At Bellingham we believe that great wines are made in the vineyard.

The Bellingham story starts in 1693 when Hollander Gerrit Janz van Vuuren and his French Huguenot wife planted the first 1 000 vines on the estate, then known as Bellinchamp (‘pretty fields’). It then passed from family to family until 1943, when Bernard and Fredagh Podlashuk purchased the somewhat derelict farm, set about restoring the manor house, gardens and vineyards and effectively pioneered the modern renaissance of the Bellingham Estate in Franschhoek.

The Podlashuks replanted the farm to vineyards and travelled to France and Germany to do extensive wine research. Upon return, they buckled down and released the Cape’s first rosé in 1949, followed in quick succession by the Premier Grand Cru in 1951 and the first single varietal Shiraz in 1956.

The 80s and 90s saw vineyard developments, cellar extensions and the beginning of Bellingham’s classic New World winemaking philosophy. Today, while still inspired by its history of innovation, ingenuity and foresight, the brand is firmly set in the 21st century, producing contemporary, structured wines with an unmistakable sense of place and style.


The Bernard Old Vine Chenin Blanc


The Winemaker


Head winemaker Richard Duckitt has made giant strides in the industry since growing up between the vineyards of his family farm in the Darling region. After his studies, he worked in the cellars of California and later Bordeaux before returning to his roots in South Africa.

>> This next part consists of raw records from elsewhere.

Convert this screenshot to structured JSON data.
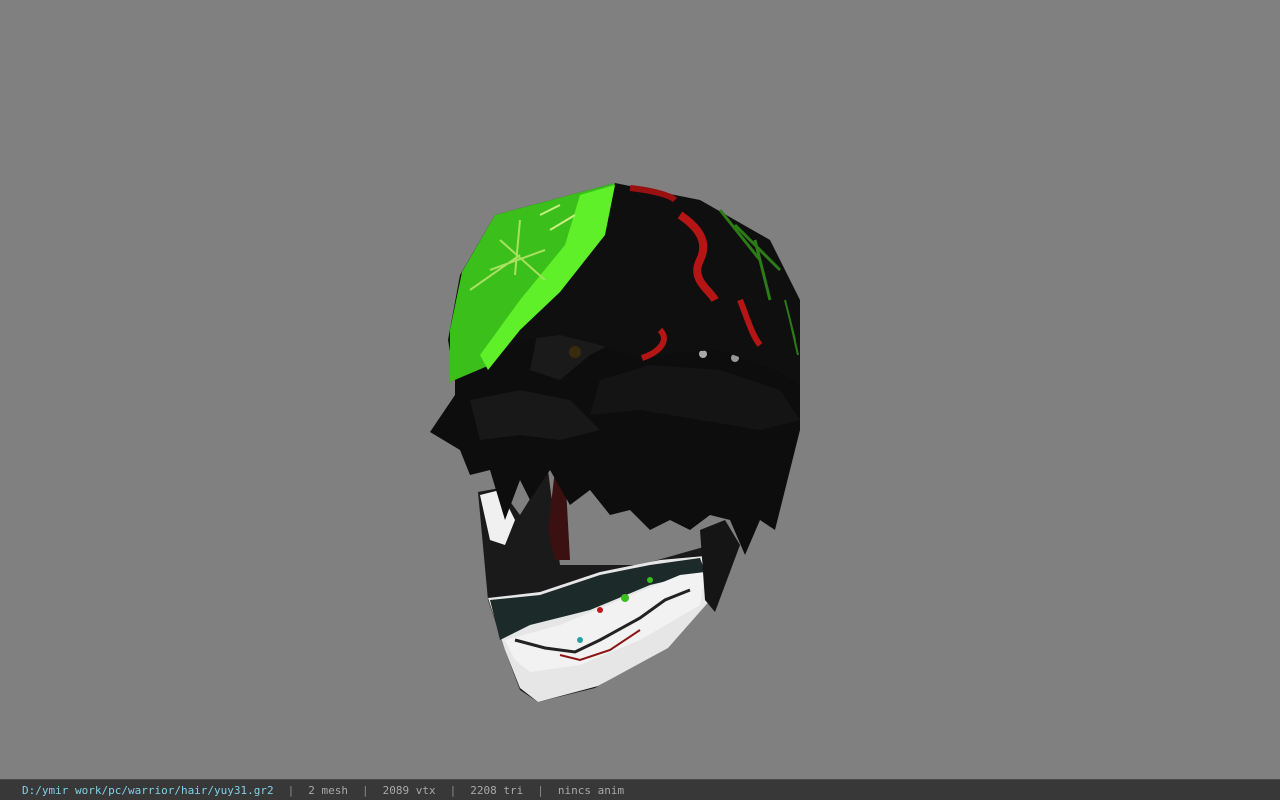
{
  "window": {
    "background": "#808080"
  },
  "viewport": {
    "model": "hair-with-bandana-and-mask",
    "colors": {
      "bandana_green": "#3fbf1f",
      "bandana_dark": "#101010",
      "accent_red": "#b01818",
      "hair_black": "#0c0c0c",
      "mask_white": "#e8e8e8"
    }
  },
  "status_bar": {
    "file_path": "D:/ymir work/pc/warrior/hair/yuy31.gr2",
    "separator": "|",
    "mesh": "2 mesh",
    "vertices": "2089 vtx",
    "triangles": "2208 tri",
    "anim": "nincs anim"
  }
}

“Each step of my winemaking career has been an incredible journey and has played a vital part in my experience gained, my personal character, and the passion for wine I have today,” says Richard, adding that “there is no better teacher than experience, and my road travelled certainly paved the way, all the way to Bellingham…”

Richard says his winemaking style is ‘terroir-driven’: “for me the vineyards are what make the wines exciting. If the vineyards are good, I am a happy man. I believe wine styles are determined by the vineyards and origins. To make good wine, one must recognise the origin and what style of wine the vineyards are most inclined towards, and then run with that.”

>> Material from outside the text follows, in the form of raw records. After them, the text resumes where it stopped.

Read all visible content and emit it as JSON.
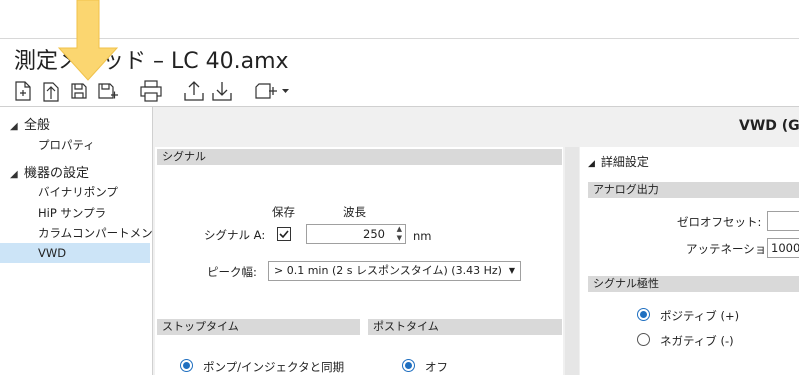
{
  "window": {
    "title": "測定メソッド – LC 40.amx"
  },
  "colors": {
    "highlight_arrow": "#fbd670",
    "selection": "#cce4f7",
    "section_bar": "#d9d9d9",
    "radio_accent": "#1f6fc0"
  },
  "toolbar": {
    "icons": [
      "new-icon",
      "open-icon",
      "save-icon",
      "save-as-icon",
      "print-icon",
      "upload-icon",
      "download-icon",
      "add-dropdown-icon"
    ]
  },
  "sidebar": {
    "groups": [
      {
        "label": "全般",
        "items": [
          {
            "label": "プロパティ"
          }
        ]
      },
      {
        "label": "機器の設定",
        "items": [
          {
            "label": "バイナリポンプ"
          },
          {
            "label": "HiP サンプラ"
          },
          {
            "label": "カラムコンパートメント"
          },
          {
            "label": "VWD",
            "selected": true
          }
        ]
      }
    ]
  },
  "main": {
    "header": "VWD (G",
    "signal": {
      "section": "シグナル",
      "col_save": "保存",
      "col_wavelength": "波長",
      "row_label": "シグナル A:",
      "save_checked": true,
      "wavelength": "250",
      "unit": "nm",
      "peak_width_label": "ピーク幅:",
      "peak_width_value": "> 0.1 min (2 s レスポンスタイム) (3.43 Hz)"
    },
    "stoptime": {
      "section": "ストップタイム",
      "option": "ポンプ/インジェクタと同期",
      "selected": true
    },
    "posttime": {
      "section": "ポストタイム",
      "option": "オフ",
      "selected": true
    }
  },
  "details": {
    "title": "詳細設定",
    "analog": {
      "section": "アナログ出力",
      "zero_offset_label": "ゼロオフセット:",
      "zero_offset_value": "",
      "attenuation_label": "アッテネーション:",
      "attenuation_value": "1000"
    },
    "polarity": {
      "section": "シグナル極性",
      "positive": "ポジティブ (+)",
      "negative": "ネガティブ (-)",
      "selected": "positive"
    }
  }
}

The Viticulturist


Heinie grew up on a farm where he developed a passion for viticulture at a young age. After he completed his studies in viticulture at Elsenburg, he started his career at Bosman Family Vineyards, where he had the privilege to expand his knowledge in viticulture for 9 years. In 2013 he started working at Perdeberg Cellar as viticulturist, allowing him the opportunity to work with a diverse group of growers and terroir.

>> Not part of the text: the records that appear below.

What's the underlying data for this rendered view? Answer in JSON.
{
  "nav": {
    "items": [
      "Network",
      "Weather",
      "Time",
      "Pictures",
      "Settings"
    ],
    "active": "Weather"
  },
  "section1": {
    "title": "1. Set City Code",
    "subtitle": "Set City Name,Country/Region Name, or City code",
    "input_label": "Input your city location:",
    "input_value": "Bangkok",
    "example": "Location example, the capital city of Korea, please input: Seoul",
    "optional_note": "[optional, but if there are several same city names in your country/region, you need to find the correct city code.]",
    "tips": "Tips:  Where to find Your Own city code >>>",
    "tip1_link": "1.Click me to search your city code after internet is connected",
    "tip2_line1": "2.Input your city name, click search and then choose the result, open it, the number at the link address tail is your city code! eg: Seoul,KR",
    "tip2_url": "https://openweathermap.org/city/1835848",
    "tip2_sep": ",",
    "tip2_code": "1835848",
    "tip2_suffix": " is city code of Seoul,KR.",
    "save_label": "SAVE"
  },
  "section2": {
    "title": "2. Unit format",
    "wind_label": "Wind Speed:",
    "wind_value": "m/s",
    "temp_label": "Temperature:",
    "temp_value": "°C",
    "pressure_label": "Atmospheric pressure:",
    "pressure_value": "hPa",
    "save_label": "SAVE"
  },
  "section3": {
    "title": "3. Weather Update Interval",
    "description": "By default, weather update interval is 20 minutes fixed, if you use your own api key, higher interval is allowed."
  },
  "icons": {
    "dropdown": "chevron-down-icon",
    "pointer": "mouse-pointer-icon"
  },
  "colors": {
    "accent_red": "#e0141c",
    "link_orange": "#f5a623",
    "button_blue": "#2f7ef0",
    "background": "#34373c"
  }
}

He now oversees a wide number of vineyard growers ensuring viticulture practices are followed in order to produce grapes that reflect the best of their terroir. Over the years Heinie has learnt to understand the critical link between quality grapes and wine and has a major passion for premium wine.